By Kang Shin-who
Naver has rejected a request by native English teachers to remove what they call derogatory and racial postings on a blog known as the “Anti-English Spectrum.”
NHN, the operator of Naver, told The Korea Times Thursday they had concluded that they don’t see anything in the blog that violates the standing regulations or its internal rules.
“Our monitoring team examined cases stipulated in the request and concluded that Andrea Vandom’s claim doesn’t merit any corrective action,” said Kim Hyun-chang, Naver’s PR official.
Its decision came after Vandom, who was an English-language instructor at Chung-Ang University, wrote a letter to NHN CEO Kim Sang-hun claiming that the blog is a race hate group and some of its articles should be removed.
Her written request was endorsed by a group of foreign English teachers, the Association for Teachers of English in Korea (ATEK).
In response, Gregory Dolezal, the president of ATEK, said, “I disagree with Naver that there is nothing wrong on the site. For starters, suggesting that foreign English teachers intend to spread diseases to Koreans is baseless.”
Members of the online community, which is also called the “Citizen’s Movement to Expel Illegal Teachers of Foreign Languages,” claimed victory.
“This is a very natural result. Our online community adheres to laws and our members are intellectuals. We stand by what we say,” said Lee Eun-ung, manager of the Internet cafe which has some 17,000 members.
One of its members posted, “If they monitored our community’s articles and wanted to have some removed, they should also equally advocate for the victims.” Another member said, “All we want is to kick out unqualified native English teachers.”
Meanwhile, immigration authorities tried to summon Vandom, who refused to undergo an HIV test but still got her E-2 visa extended through a mistake made by a Suwon visa official.
Kim Kwang-tae, an official in charge of the case at the Suwon Immigration Office, said Vandom was still being sought, adding that her visa status was no longer valid.

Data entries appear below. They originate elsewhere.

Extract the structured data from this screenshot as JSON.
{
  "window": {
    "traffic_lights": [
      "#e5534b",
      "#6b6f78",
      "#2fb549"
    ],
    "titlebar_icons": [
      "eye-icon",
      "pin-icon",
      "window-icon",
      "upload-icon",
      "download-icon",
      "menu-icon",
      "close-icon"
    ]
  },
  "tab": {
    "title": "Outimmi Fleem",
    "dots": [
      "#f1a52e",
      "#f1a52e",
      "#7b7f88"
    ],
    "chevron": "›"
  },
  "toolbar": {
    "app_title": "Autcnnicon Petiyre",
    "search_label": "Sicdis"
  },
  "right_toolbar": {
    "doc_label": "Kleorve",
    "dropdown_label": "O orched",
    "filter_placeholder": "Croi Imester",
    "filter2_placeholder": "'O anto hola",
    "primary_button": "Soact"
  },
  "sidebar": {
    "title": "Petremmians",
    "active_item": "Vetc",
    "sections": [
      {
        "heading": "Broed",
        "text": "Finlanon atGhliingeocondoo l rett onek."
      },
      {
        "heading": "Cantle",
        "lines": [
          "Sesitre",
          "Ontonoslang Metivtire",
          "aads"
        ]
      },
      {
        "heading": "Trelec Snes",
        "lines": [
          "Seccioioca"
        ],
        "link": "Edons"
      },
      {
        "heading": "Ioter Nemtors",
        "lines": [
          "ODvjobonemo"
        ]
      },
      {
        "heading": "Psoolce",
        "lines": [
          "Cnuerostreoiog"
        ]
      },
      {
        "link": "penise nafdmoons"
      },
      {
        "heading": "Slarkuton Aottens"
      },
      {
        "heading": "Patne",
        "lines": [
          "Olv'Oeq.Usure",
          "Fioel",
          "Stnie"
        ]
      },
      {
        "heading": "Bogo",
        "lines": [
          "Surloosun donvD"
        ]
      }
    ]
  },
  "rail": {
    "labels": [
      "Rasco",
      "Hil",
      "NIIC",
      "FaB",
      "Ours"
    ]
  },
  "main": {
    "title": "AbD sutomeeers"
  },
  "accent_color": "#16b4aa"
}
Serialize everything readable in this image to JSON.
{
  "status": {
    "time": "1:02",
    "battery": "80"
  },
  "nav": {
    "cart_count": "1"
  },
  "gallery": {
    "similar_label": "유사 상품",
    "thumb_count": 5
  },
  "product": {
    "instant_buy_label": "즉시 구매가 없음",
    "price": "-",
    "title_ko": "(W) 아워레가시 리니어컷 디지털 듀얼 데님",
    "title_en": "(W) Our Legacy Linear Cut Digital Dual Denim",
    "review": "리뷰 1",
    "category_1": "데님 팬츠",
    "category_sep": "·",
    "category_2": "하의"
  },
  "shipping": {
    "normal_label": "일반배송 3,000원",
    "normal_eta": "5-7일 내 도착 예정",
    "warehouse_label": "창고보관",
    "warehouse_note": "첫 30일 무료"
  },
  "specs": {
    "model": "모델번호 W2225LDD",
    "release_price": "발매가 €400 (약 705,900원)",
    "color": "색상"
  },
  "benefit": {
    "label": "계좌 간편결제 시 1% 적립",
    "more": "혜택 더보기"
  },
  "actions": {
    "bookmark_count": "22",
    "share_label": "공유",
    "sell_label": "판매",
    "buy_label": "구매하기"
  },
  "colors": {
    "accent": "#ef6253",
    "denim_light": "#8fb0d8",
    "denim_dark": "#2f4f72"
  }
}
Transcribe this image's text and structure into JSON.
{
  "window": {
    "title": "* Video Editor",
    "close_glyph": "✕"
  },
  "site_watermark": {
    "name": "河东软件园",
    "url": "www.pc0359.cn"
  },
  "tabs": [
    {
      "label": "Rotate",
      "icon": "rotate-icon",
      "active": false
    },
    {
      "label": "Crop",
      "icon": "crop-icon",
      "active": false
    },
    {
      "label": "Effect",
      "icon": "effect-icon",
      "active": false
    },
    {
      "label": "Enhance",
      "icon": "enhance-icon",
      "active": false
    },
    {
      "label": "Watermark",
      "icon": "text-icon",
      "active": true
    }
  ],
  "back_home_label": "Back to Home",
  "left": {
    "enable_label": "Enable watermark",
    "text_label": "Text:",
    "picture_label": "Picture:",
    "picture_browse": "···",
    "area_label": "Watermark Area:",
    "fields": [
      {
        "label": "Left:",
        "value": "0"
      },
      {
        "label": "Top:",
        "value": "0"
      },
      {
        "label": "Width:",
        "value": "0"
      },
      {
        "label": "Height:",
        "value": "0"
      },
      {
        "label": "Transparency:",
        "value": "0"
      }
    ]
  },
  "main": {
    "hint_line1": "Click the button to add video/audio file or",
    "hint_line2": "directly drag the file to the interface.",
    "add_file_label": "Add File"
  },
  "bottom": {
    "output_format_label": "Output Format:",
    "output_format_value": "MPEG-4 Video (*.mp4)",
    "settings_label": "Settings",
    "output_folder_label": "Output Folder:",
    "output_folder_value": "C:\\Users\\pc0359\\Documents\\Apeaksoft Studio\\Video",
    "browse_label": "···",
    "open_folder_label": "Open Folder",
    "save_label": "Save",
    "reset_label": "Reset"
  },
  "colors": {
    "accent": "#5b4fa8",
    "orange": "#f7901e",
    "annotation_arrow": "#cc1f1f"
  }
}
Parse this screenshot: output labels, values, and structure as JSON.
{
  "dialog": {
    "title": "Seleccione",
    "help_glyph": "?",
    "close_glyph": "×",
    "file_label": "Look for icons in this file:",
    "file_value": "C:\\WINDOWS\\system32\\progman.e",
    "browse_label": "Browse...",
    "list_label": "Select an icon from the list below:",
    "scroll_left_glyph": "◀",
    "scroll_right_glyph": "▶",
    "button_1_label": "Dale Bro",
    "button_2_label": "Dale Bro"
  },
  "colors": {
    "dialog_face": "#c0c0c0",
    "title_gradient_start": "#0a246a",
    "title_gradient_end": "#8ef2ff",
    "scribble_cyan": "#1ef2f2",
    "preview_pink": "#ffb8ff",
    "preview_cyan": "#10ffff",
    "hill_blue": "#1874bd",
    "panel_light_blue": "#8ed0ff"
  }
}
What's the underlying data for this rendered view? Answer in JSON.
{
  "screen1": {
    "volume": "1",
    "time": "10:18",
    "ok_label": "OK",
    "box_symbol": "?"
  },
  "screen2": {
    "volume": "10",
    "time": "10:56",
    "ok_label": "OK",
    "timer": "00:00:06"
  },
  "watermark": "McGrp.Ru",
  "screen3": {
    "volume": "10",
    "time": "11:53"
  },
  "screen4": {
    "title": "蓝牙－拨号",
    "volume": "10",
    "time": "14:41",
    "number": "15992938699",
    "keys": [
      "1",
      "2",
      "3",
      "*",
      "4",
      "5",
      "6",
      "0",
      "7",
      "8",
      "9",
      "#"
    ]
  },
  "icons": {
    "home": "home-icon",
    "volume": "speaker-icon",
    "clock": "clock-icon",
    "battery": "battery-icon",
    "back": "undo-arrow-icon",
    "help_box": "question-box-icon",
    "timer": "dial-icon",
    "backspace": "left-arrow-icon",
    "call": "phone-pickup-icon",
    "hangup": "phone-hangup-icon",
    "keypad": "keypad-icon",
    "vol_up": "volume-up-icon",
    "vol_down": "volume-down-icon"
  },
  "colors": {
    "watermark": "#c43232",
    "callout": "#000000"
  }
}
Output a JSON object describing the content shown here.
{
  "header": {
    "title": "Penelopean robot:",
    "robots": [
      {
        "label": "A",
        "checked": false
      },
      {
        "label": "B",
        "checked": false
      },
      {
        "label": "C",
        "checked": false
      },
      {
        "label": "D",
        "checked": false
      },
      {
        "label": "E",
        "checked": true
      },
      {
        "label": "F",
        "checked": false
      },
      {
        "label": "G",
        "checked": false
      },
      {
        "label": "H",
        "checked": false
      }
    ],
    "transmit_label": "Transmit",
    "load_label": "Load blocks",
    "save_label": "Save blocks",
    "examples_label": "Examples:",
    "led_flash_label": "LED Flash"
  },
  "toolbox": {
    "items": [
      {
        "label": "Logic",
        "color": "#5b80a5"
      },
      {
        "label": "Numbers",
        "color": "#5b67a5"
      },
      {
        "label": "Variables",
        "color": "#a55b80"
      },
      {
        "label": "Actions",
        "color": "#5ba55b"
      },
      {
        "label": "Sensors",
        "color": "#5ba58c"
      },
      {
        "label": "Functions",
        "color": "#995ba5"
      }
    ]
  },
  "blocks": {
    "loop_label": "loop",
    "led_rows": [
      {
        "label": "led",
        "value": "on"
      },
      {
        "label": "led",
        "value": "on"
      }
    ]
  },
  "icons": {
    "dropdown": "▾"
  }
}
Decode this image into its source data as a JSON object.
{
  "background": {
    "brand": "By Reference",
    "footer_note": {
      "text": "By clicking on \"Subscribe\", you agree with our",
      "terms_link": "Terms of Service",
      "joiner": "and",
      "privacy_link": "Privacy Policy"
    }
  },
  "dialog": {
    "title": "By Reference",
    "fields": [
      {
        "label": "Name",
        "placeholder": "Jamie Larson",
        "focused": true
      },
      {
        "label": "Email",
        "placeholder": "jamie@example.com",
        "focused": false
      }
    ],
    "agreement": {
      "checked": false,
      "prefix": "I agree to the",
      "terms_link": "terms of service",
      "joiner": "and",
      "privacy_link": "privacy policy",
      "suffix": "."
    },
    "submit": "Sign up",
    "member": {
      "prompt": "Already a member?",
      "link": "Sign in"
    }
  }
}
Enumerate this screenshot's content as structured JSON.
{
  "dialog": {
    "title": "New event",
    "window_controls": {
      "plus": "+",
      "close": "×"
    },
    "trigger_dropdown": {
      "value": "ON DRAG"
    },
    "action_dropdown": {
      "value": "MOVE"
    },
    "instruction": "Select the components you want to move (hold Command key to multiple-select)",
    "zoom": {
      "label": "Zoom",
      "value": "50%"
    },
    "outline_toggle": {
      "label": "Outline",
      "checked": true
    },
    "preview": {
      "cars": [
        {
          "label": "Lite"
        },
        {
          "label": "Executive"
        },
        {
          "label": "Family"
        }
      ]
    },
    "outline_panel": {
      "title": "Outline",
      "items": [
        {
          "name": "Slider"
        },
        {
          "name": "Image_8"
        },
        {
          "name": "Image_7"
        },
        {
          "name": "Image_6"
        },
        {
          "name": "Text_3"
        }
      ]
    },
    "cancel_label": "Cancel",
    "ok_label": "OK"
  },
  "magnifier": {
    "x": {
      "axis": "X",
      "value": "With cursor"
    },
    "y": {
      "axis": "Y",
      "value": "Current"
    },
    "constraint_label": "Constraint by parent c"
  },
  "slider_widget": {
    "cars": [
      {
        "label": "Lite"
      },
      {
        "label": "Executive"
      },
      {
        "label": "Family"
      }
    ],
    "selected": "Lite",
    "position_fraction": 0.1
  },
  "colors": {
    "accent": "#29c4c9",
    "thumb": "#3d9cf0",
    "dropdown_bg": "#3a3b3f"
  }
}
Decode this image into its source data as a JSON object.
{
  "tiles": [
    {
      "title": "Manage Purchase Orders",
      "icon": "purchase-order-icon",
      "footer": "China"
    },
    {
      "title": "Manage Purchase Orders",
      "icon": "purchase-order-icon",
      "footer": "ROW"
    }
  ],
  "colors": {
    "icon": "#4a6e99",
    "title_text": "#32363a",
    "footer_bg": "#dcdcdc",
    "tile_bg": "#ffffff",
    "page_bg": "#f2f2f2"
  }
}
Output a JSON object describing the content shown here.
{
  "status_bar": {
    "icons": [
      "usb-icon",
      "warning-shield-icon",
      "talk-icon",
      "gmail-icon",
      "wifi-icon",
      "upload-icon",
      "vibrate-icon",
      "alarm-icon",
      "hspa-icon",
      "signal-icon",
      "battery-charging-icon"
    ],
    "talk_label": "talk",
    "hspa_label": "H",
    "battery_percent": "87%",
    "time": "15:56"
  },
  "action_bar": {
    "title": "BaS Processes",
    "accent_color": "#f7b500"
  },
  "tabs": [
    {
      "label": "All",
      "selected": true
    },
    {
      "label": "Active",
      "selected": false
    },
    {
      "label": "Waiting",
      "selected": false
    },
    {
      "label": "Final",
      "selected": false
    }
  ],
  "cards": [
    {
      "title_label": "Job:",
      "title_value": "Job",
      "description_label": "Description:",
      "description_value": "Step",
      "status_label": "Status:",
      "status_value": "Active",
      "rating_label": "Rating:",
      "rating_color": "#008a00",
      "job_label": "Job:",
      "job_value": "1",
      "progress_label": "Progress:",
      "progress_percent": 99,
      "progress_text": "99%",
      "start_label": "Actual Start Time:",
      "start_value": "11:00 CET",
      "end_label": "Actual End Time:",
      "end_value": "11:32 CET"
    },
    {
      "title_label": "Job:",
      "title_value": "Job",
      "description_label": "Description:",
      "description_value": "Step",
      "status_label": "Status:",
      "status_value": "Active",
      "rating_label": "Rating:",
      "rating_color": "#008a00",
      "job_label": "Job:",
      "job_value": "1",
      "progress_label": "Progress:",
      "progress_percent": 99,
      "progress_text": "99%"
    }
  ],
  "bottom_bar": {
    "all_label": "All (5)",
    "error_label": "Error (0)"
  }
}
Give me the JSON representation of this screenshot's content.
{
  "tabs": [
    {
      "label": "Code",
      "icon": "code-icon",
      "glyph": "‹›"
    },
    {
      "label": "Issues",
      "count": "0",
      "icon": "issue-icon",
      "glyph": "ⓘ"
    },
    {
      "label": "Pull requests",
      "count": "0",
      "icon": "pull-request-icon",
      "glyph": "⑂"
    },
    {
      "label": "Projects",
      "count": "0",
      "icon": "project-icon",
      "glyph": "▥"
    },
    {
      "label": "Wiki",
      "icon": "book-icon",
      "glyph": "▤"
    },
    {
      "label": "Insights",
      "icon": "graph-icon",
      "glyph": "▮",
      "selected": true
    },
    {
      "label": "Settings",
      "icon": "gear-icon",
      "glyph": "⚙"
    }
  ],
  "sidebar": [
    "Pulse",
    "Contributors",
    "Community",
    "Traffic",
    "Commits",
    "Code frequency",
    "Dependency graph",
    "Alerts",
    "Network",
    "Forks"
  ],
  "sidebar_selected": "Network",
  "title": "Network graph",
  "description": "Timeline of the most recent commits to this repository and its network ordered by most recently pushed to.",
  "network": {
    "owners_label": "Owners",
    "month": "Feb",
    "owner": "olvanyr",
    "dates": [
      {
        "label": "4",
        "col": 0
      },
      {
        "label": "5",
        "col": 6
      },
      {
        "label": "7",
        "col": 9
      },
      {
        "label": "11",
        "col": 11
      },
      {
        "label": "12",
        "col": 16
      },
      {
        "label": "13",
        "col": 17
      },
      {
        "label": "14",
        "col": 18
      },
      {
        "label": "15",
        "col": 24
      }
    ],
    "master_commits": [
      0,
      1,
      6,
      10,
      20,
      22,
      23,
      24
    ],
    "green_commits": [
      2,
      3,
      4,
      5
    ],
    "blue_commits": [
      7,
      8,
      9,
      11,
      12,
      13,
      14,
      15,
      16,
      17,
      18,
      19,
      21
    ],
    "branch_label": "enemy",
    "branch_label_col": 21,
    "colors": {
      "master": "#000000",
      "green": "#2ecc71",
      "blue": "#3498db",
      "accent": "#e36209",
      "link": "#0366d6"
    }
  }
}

Last January, Vandom filed a complaint with the Constitutional Court against E-2 visa regulations that require English teacher applicants to undergo AIDS/HIV and drug tests.